*Instructions for the task*:
Looking at the material below, count the lines that contain "true" and answer with the count only.

*** Information provided ***

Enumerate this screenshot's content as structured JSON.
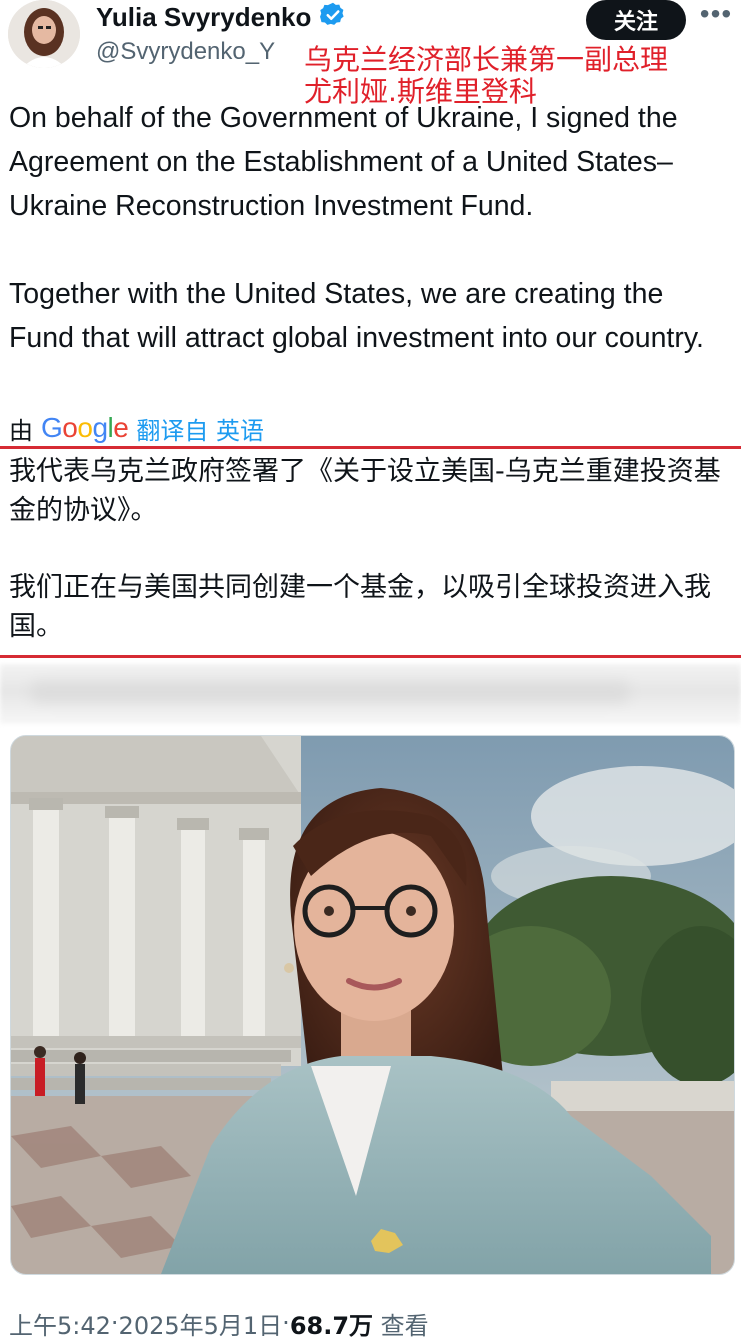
{
  "author": {
    "name": "Yulia Svyrydenko",
    "handle": "@Svyrydenko_Y",
    "verified": true,
    "verified_color": "#1d9bf0"
  },
  "header": {
    "follow_label": "关注",
    "more_icon": "more-horizontal-icon"
  },
  "annotation": {
    "line1": "乌克兰经济部长兼第一副总理",
    "line2": "尤利娅.斯维里登科",
    "color": "#e0202a"
  },
  "tweet": {
    "paragraph1": "On behalf of the Government of Ukraine, I signed the Agreement on the Establishment of a United States–Ukraine Reconstruction Investment Fund.",
    "paragraph2": "Together with the United States, we are creating the Fund that will attract global investment into our country."
  },
  "translation": {
    "by": "由",
    "google": "Google",
    "from": "翻译自 英语",
    "paragraph1": "我代表乌克兰政府签署了《关于设立美国-乌克兰重建投资基金的协议》。",
    "paragraph2": "我们正在与美国共同创建一个基金，以吸引全球投资进入我国。",
    "border_color": "#d62b34"
  },
  "meta": {
    "time": "上午5:42",
    "date": "2025年5月1日",
    "views": "68.7万",
    "views_label": "查看",
    "separator": " · "
  }
}
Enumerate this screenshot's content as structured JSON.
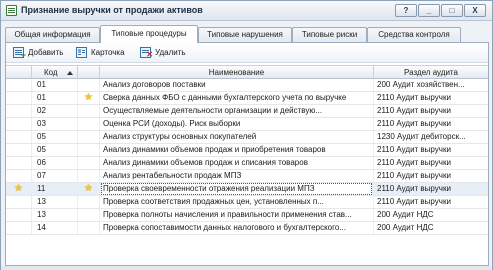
{
  "window": {
    "title": "Признание выручки от продажи активов",
    "buttons": {
      "help": "?",
      "minimize": "_",
      "maximize": "□",
      "close": "X"
    }
  },
  "tabs": [
    {
      "label": "Общая информация"
    },
    {
      "label": "Типовые процедуры",
      "active": true
    },
    {
      "label": "Типовые нарушения"
    },
    {
      "label": "Типовые риски"
    },
    {
      "label": "Средства контроля"
    }
  ],
  "toolbar": {
    "add_label": "Добавить",
    "card_label": "Карточка",
    "delete_label": "Удалить"
  },
  "table": {
    "columns": {
      "code": "Код",
      "name": "Наименование",
      "section": "Раздел аудита"
    },
    "rows": [
      {
        "code": "01",
        "fav": false,
        "name": "Анализ договоров поставки",
        "section": "200 Аудит хозяйствен..."
      },
      {
        "code": "01",
        "fav": true,
        "name": "Сверка данных ФБО с данными бухгалтерского учета по выручке",
        "section": "2110 Аудит выручки"
      },
      {
        "code": "02",
        "fav": false,
        "name": "Осуществляемые деятельности организации и действую...",
        "section": "2110 Аудит выручки"
      },
      {
        "code": "03",
        "fav": false,
        "name": "Оценка РСИ (доходы). Риск выборки",
        "section": "2110 Аудит выручки"
      },
      {
        "code": "05",
        "fav": false,
        "name": "Анализ структуры основных покупателей",
        "section": "1230 Аудит дебиторск..."
      },
      {
        "code": "05",
        "fav": false,
        "name": "Анализ динамики объемов продаж и приобретения товаров",
        "section": "2110 Аудит выручки"
      },
      {
        "code": "06",
        "fav": false,
        "name": "Анализ динамики объемов продаж и списания товаров",
        "section": "2110 Аудит выручки"
      },
      {
        "code": "07",
        "fav": false,
        "name": "Анализ рентабельности продаж МПЗ",
        "section": "2110 Аудит выручки"
      },
      {
        "code": "11",
        "fav": true,
        "selected": true,
        "name": "Проверка своевременности отражения реализации МПЗ",
        "section": "2110 Аудит выручки"
      },
      {
        "code": "13",
        "fav": false,
        "name": "Проверка соответствия продажных цен, установленных п...",
        "section": "2110 Аудит выручки"
      },
      {
        "code": "13",
        "fav": false,
        "name": "Проверка полноты начисления и правильности применения став...",
        "section": "200 Аудит НДС"
      },
      {
        "code": "14",
        "fav": false,
        "name": "Проверка сопоставимости данных налогового и бухгалтерского...",
        "section": "200 Аудит НДС"
      }
    ]
  },
  "colors": {
    "accent": "#3a6fa8",
    "star": "#f4c531",
    "selected_row": "#e8eef6"
  }
}
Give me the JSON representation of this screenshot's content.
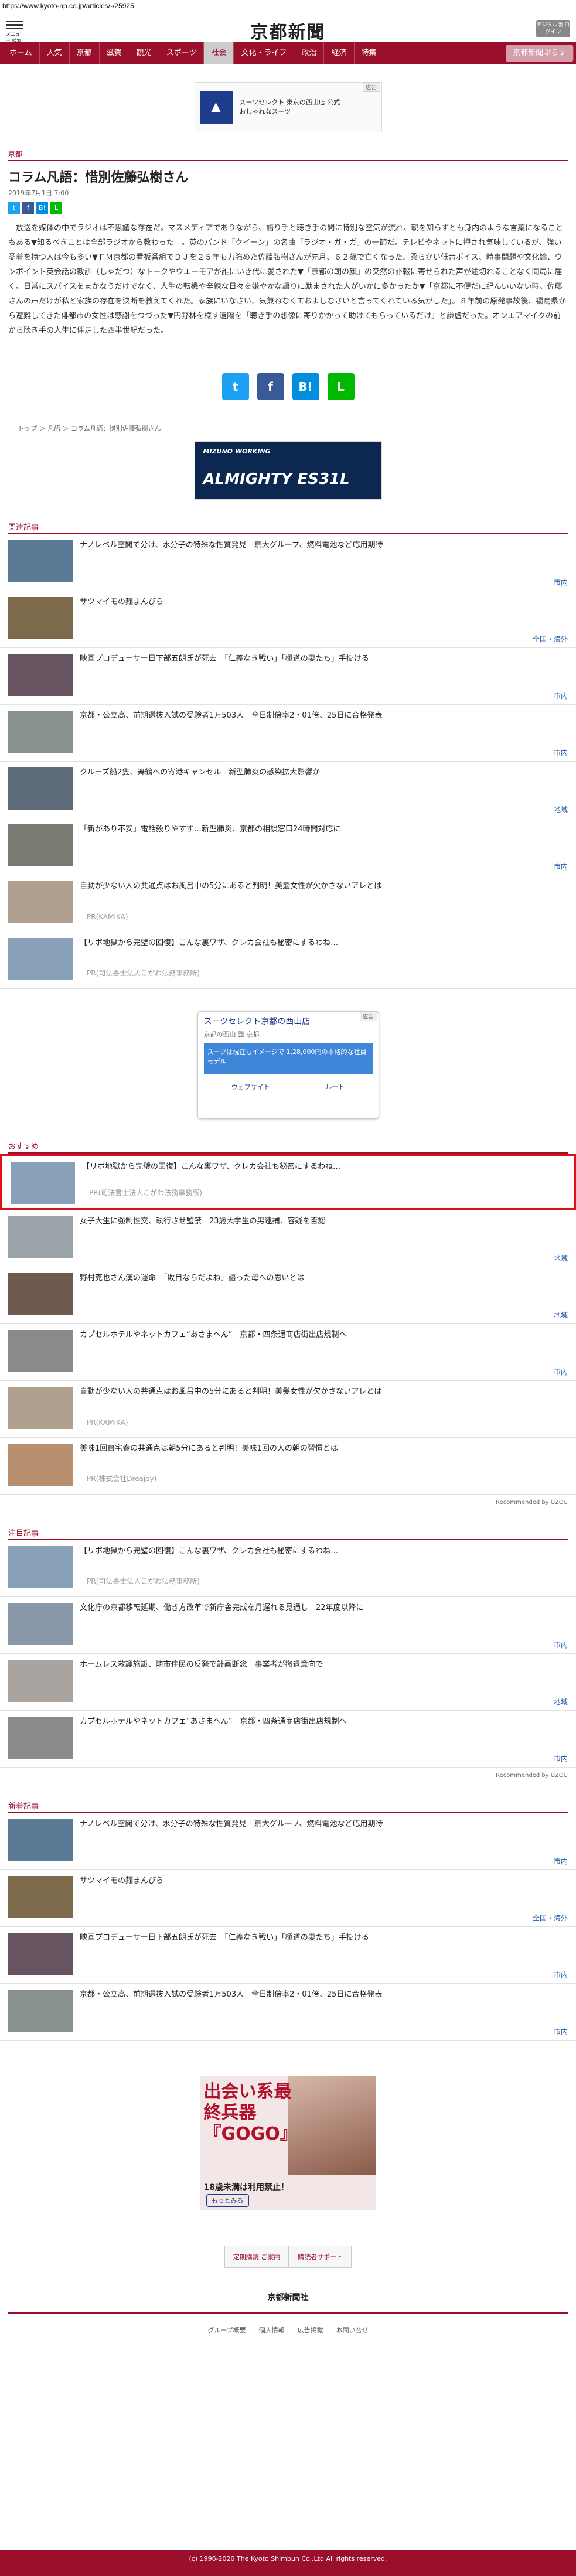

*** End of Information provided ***

*Result for this task*:
5